## Work task
This exercise calls for copying every line below that holds the word "name".

## Data to process
::::

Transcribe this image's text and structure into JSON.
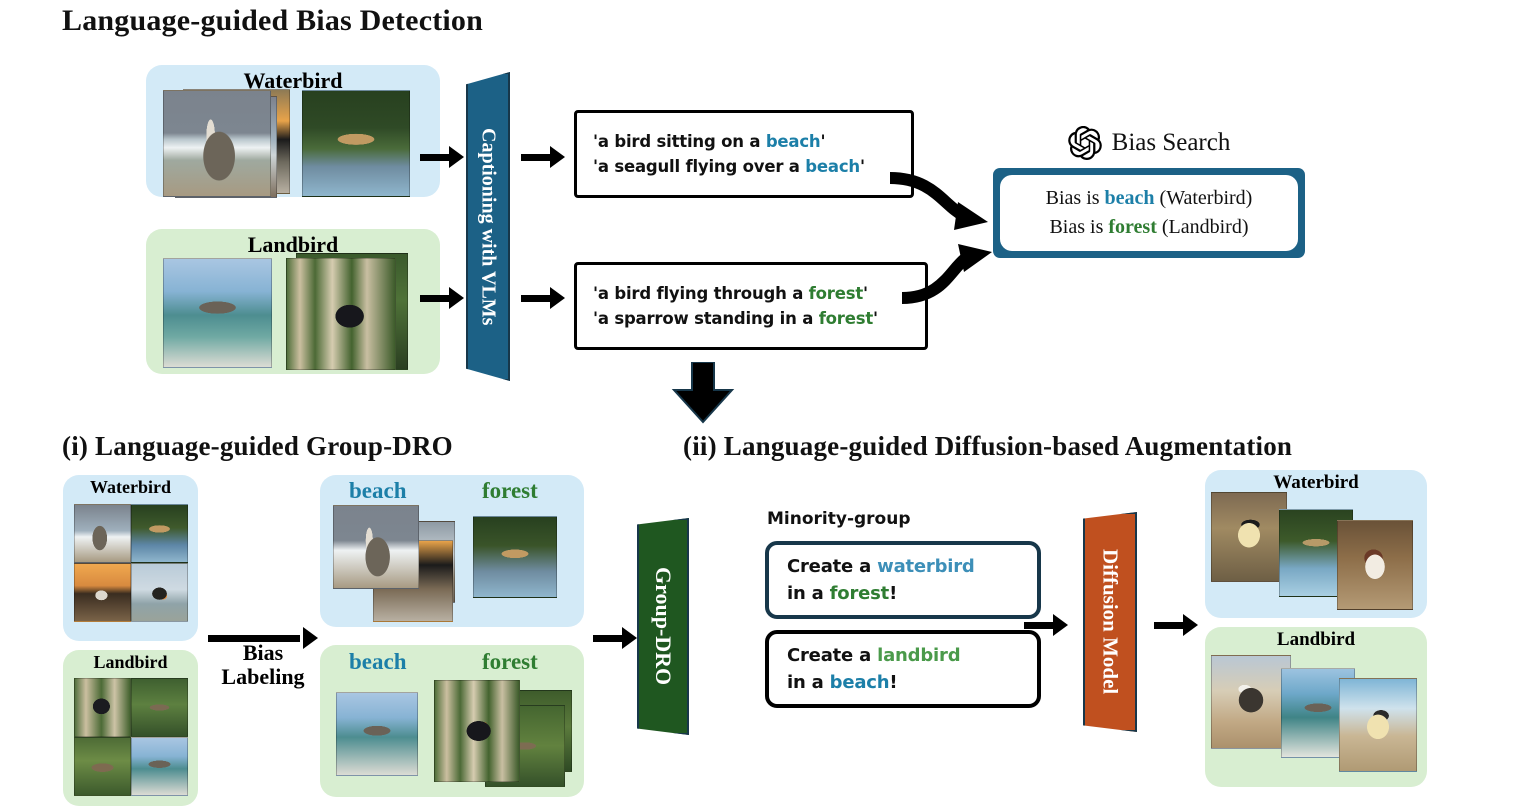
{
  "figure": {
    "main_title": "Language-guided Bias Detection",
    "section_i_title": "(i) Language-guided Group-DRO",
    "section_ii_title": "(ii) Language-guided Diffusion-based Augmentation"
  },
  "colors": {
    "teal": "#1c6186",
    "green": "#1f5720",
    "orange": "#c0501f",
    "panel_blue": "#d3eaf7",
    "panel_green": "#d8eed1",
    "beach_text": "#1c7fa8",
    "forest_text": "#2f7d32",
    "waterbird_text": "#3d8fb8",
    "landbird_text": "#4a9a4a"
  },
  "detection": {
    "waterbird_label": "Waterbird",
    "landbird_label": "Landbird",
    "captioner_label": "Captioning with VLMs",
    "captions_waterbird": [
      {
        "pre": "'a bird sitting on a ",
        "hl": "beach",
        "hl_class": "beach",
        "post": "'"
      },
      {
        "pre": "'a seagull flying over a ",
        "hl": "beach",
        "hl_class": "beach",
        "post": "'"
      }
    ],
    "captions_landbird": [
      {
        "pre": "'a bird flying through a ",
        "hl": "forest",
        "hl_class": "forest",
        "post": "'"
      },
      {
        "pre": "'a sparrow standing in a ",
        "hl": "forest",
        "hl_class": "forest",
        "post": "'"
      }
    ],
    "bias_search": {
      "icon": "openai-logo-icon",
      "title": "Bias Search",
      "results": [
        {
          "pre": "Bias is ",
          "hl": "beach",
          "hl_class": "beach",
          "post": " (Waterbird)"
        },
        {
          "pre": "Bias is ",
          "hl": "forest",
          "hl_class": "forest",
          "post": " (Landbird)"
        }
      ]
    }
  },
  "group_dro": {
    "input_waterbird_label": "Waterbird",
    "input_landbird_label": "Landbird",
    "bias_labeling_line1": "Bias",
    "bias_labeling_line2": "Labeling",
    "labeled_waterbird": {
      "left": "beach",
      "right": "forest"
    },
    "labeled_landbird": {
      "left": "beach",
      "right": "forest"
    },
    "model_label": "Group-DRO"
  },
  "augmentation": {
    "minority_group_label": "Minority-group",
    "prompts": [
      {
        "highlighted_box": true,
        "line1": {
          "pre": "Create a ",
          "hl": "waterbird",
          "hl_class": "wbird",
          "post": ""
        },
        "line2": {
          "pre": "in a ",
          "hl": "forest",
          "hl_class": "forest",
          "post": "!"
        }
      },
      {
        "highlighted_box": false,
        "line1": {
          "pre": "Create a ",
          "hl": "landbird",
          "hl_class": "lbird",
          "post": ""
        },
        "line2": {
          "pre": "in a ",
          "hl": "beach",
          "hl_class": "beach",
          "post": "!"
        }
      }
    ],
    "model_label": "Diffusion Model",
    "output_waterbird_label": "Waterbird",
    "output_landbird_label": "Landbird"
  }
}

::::

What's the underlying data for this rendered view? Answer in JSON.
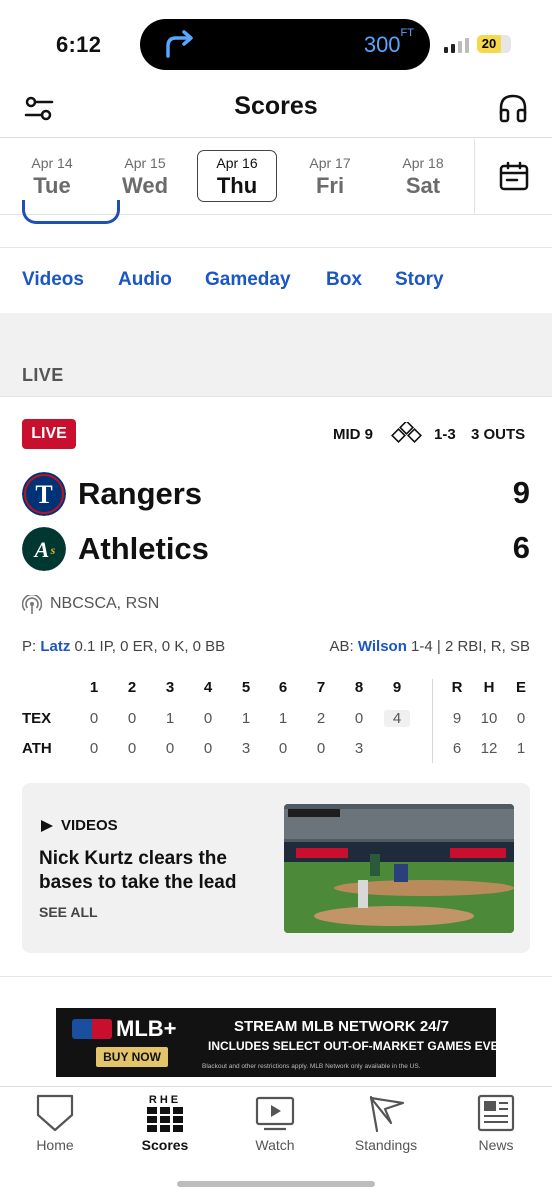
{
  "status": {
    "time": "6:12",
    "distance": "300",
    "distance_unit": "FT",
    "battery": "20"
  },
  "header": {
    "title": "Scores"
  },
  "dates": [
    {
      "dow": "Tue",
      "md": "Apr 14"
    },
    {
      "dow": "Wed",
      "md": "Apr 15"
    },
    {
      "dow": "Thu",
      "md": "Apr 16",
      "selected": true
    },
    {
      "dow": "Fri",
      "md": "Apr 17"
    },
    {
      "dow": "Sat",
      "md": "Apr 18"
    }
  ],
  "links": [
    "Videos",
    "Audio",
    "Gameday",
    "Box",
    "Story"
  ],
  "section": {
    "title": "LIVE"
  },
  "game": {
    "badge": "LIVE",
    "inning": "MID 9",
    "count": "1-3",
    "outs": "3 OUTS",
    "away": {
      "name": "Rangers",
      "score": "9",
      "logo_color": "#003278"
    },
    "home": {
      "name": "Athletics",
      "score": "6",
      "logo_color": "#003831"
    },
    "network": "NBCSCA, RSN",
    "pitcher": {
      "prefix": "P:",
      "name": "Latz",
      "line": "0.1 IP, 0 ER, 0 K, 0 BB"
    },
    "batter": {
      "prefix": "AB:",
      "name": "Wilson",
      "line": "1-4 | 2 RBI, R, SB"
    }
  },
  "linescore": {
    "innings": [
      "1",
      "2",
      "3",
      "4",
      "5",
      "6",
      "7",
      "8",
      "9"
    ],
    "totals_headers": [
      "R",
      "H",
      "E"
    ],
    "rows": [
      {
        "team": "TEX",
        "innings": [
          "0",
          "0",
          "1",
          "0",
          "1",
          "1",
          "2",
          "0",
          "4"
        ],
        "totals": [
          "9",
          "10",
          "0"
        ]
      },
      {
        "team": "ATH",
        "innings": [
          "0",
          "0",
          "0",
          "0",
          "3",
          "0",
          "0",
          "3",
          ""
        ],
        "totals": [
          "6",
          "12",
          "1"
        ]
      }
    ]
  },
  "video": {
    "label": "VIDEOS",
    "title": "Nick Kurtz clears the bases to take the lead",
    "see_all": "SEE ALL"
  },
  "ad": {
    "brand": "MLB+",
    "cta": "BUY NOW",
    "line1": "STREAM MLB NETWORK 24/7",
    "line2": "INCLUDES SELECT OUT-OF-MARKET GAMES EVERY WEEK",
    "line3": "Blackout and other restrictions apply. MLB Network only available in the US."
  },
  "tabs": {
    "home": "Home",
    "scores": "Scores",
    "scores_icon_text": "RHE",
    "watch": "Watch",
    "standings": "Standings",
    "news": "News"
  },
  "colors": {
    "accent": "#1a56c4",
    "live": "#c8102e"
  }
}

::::

## Solution
      "name": "Rangers",
      "name": "Athletics",
      "name": "Latz",
      "name": "Wilson",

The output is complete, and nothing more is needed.